On 17 September, after a nine month struggle with brain cancer, my mother’s twin sister slipped away from us. In many ways, she was like a second mother to my siblings and me. It’s been difficult to put into words the profound and unexpected impact of her loss, considering a year ago we were celebrating the twins 70th, unaware of what would come.
17 November 2014
Dear Aunty Barb,
It’s been two months since you left us. A week since I’ve been trying to write you my farewell.
There was so much I never had the chance to say to you.
You’re with me, in my kitchen, everyday.
The gifts you gave are more than they appear.
You’re the twist of lemonade in an ordinary drinking glass (you never did like plain old H2O).
You’re the kick of chilli in the curry powder tin (and I can hear your wicked cackle, now).
But it’s right that this is where your memory dwells.
You spent your life nourishing the family, and that extended out, to the community beyond.
You did it with a flair and an originality that was all your own – a fairy garden here, a hand crafted zombie pop-up there.
You always took such joy in the little details of our lives. Like my dream to write.
It was a doing kind of love you had. And I wish you knew how much that meant to us. To me.
But even as I say it, I know you knew, very well, the value of the things you did.
It was me who was slow to cotton on.
I was supposed to help you write down your memoirs. My deepest regret is never making time for that – I never did stay over like you hoped I would. The reasons why seem trivial, at best, now that you’re gone.
You left too soon.
You had your first sip of alcohol only after 60.
Age 69, you and your friends were out til 5am for New Year’s Eve, putting to shame the next generation who preferred to go to bed.
You loved spending time with us. It helped to keep you young, you said.
But your outlook always was more youthful than your age.
Which is why your departure, at 70, has come as such a shock.
In hindsight, all the signs were there. The refusal to participate. The angry depression. The impenetrable loneliness. The slips in memory.
When the tumour was discovered, your withdrawal penetrated our realities with slow motion, domino effect.
Who were we, without you?
I always assumed my place was on the fringe. Most of what I knew of my cousins was from stories you would tell me of their lives. Somehow, as you took your leave of us, I found myself drawn in.
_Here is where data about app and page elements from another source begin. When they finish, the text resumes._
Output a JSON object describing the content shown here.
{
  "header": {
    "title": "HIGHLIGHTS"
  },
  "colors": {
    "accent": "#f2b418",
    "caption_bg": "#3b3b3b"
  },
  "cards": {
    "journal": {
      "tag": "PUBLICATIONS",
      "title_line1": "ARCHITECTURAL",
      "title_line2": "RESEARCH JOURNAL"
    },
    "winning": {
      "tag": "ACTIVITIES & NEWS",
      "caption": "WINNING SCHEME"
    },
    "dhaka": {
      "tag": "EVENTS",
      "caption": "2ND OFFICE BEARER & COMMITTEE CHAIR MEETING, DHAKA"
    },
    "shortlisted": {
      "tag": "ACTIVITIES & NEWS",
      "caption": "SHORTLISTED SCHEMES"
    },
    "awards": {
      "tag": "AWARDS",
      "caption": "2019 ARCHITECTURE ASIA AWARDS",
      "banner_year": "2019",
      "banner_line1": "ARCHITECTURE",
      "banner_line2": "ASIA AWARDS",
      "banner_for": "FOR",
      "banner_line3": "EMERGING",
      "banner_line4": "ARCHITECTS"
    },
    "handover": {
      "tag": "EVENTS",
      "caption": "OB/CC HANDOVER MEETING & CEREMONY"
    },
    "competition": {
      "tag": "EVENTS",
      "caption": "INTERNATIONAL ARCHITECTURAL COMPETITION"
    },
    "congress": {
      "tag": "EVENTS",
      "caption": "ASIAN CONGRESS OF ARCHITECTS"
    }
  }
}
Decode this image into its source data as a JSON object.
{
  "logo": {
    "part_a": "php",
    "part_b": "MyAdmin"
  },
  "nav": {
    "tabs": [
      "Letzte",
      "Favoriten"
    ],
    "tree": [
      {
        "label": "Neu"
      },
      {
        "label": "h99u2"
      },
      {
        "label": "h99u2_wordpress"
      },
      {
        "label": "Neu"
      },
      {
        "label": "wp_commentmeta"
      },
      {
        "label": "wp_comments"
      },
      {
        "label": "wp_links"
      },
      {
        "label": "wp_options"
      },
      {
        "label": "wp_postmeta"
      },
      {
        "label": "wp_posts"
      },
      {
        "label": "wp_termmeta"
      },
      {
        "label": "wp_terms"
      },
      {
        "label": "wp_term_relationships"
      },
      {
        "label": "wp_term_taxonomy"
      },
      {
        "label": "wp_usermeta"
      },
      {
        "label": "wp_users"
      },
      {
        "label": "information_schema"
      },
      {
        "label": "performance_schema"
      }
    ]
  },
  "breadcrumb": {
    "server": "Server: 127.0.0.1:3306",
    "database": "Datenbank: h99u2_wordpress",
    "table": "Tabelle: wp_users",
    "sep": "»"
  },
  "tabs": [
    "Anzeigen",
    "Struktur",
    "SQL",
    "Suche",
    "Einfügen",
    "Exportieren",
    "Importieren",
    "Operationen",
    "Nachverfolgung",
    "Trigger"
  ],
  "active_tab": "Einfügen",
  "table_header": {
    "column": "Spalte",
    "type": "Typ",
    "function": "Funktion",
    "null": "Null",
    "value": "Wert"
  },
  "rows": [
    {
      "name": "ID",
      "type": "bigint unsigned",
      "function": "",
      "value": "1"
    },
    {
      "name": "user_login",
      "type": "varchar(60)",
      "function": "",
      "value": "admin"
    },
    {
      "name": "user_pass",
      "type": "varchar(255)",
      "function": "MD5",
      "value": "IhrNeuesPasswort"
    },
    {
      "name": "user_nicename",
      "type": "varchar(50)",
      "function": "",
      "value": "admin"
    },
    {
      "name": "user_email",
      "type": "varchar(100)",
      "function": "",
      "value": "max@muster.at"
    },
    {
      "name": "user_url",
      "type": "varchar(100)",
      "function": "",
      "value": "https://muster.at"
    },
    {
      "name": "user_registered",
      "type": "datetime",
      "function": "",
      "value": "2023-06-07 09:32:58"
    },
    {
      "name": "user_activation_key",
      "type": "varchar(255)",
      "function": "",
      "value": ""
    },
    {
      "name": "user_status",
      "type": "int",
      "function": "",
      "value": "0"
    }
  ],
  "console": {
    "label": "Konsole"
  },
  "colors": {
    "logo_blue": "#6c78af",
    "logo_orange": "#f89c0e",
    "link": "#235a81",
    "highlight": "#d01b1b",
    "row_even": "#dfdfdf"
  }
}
Nothing is the same as it was a year ago. When we gathered for the 70th reunion, I didn’t want to be there. And I left with an embittered sense of invisibility. A belief that no one understood.
But maybe it was me who didn’t understand.
Your departure has made us see things in a different light. For what we are, and for what we aren’t. To pull together in a way we’ve probably never done before.
My grief for you is that you missed out on the chance to know what else life had to offer you.
You were the centre of our family’s universe. You were a twin, a sister, a wife, a mother, a nanna, an aunt. You did what had to be done, perhaps beyond what we could rightfully expect.
You wouldn’t have it any other way, of course. And yet, you never did get the answer to your question.
Who were you, without us?
Beyond the duties and obligations that defined you, the woman I knew was creative and curious and brave. Fun loving and spirited and shrewd.
That’s the person I will drink a toast to every year.
The one whose stories I will treasure, and whose laughter I will miss.
Whose lessons I will carry to my great unknown.
So cheers to you, Aunty Barb!
You came into the world as you left it – unexpectedly. A surprise package, as you liked to say, until the end.
Who are you thankful for, today?